Europe News

Only Real Crisis Solution Is 'United States of Europe': Pros


Europe must aim for full-blown unity which would see monetary and political union entwined with a currency union rivaling the United States, the U.K. and Japan, analysts told CNBC Wednesday.

Hans Redeker, Global Head of Foreign Exchange Strategy at Morgan Stanley told CNBC: “We need to aim for a united states of Europe.Then we would get a currency union like that of the States, the U.K. and Japan, it’s essential, otherwise this [bond-buying] plan will not gain credibility.”

He added that Mario Draghi, the European Central Bank (ECB) President who unveiled his bond-buying plan earlier this month, had understood the problem that Europe faced and that he had “needed to take this step”.

It was necessary to create a homogeneous bond market, he said.

The ECB program - known as Outright Monetary Transactions – would see the ECB buy up unlimited amounts of short-term bonds of a struggling country.

Some analysts considered it controversial. Critics have argued that the plan amounts to delaying a full solution to the euro zone debt crisis once again, and say it does not help in bringing about much-needed structural changes in certain euro zone countries.

Bob Janjuah, strategist at Nomura, said the plan was Draghi’s attempt to “further his own political agenda of a federal Europe” claiming the ECB was “attempting to orchestrate the grossest misallocation and mispricing of capital in the history of mankind.” Redeker admitted that the creation of a "United States" solution would be an uphill struggle because of the changes required to individual countries' constitutions.

Germany in particular would pose a challenge as it would see stiff opposition from politicians and the public alike to new EU-imposed rules to ensure budgetary discipline.

We Need a United States of Europe: Pro
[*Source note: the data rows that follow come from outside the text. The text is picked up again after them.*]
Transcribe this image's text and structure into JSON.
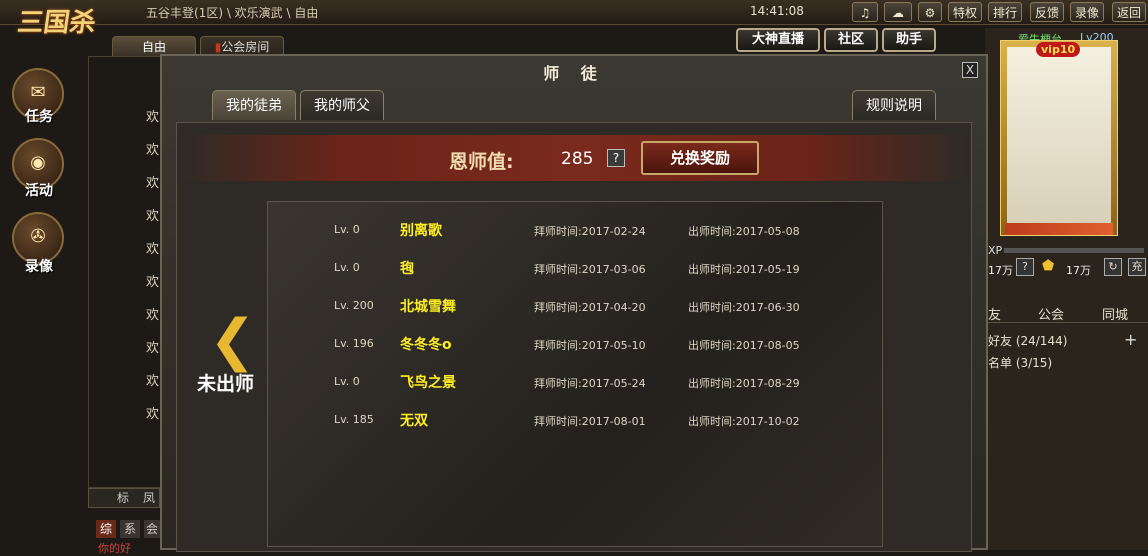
{
  "topbar": {
    "logo": "三国杀",
    "breadcrumb": "五谷丰登(1区) \\ 欢乐演武 \\ 自由",
    "clock": "14:41:08",
    "icons": [
      "music-icon",
      "chat-icon",
      "gear-icon"
    ],
    "buttons": [
      "特权",
      "排行",
      "反馈",
      "录像",
      "返回"
    ]
  },
  "top_actions": [
    "大神直播",
    "社区",
    "助手"
  ],
  "left_tabs": [
    "自由",
    "公会房间"
  ],
  "sidebar": [
    {
      "label": "任务",
      "icon": "scroll-icon"
    },
    {
      "label": "活动",
      "icon": "drum-icon"
    },
    {
      "label": "录像",
      "icon": "film-icon"
    }
  ],
  "chat_lines": [
    "欢",
    "欢",
    "欢",
    "欢",
    "欢",
    "欢",
    "欢",
    "欢",
    "欢",
    "欢"
  ],
  "chat_bottom": {
    "tabs": [
      "标",
      "凤"
    ],
    "channels": [
      "综",
      "系",
      "会"
    ],
    "last_msg": "你的好"
  },
  "dialog": {
    "title": "师 徒",
    "close": "X",
    "tabs": [
      "我的徒弟",
      "我的师父"
    ],
    "rules": "规则说明",
    "merit_label": "恩师值:",
    "merit_value": "285",
    "help": "?",
    "redeem": "兑换奖励",
    "side_label": "未出师",
    "rows": [
      {
        "level": "Lv. 0",
        "name": "别离歌",
        "join": "拜师时间:2017-02-24",
        "grad": "出师时间:2017-05-08"
      },
      {
        "level": "Lv. 0",
        "name": "毥",
        "join": "拜师时间:2017-03-06",
        "grad": "出师时间:2017-05-19"
      },
      {
        "level": "Lv. 200",
        "name": "北城雪舞",
        "join": "拜师时间:2017-04-20",
        "grad": "出师时间:2017-06-30"
      },
      {
        "level": "Lv. 196",
        "name": "冬冬冬o",
        "join": "拜师时间:2017-05-10",
        "grad": "出师时间:2017-08-05"
      },
      {
        "level": "Lv. 0",
        "name": "飞鸟之景",
        "join": "拜师时间:2017-05-24",
        "grad": "出师时间:2017-08-29"
      },
      {
        "level": "Lv. 185",
        "name": "无双",
        "join": "拜师时间:2017-08-01",
        "grad": "出师时间:2017-10-02"
      }
    ]
  },
  "right_panel": {
    "username": "爱失梗台",
    "level": "Lv200",
    "vip": "vip10",
    "xp": "XP",
    "currency1": "17万",
    "currency2": "17万",
    "charge": "充",
    "tabs": [
      "友",
      "公会",
      "同城"
    ],
    "friends": "好友 (24/144)",
    "blacklist": "名单 (3/15)",
    "add": "+"
  }
}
“In terms of the German constitution, we’ve reached the limit of the transfer of power from Berlin to Europe. We would need a change in the German constitution to get a change to political union in Europe,” he said.

The already strained relationship between Germany and the ECB took a further beating when Bundesbank chief Jens Weidmann, speaking at an event in Frankfurt to mark the 180th anniversary of Goethe’s death, likened the bond-buying plan to a Faustian pact with the devil.

In Goethe’s classic tale the devil convinces an emperor to print money which in turn leads to rampant inflation. (Read more: ECB Bond Buying Likened to Work of the Devil)

Declan Ganley, Chairman & CEO at Rivada Networks has been openly critical of European policy and policymakers in recent months and told CNBC that the analogy between Draghi and the devil was “appropriate.” “This comparison cuts right to the heart of the issue – there is acute awareness of the inflation risk of money printing.

The rules of capitalism have gone out of the window, money printing does not solve the problem and does not purge the insolvency,” he said.

He was, however, supportive of the idea of a european "federation of states" in which countries pool their sovereignty to ensure the viability of the euro.

He argued that European Commission President Jose Manuel Barroso’s call last week for a “federation of nation states” was a “courageous” move towards the political structure of Europe. (Read more: Europe Must Become Federation of States: EU's Barroso)

However, apart from the obvious technical issues involved in redrawing individual countries' constitutions to create an enlarged "super-state", critics argue it does nothing to resolve the core problems in the currency bloc.

Julian Callow, chief international economist at Barclays, told that it was unclear what the constitutional status of the euro zone would be if a cohesive single state were to be formed.

“This [federation of nation states] is likely to require a referendum and we’re starting to look at this possibility on the part of political leaders.

But we haven’t begun to take that step. The Draghi plan is unsustainable, it’s just buying time,” Callow said.

By CNBC's Shai Ahmed, follow her on Twitter @shaicnbc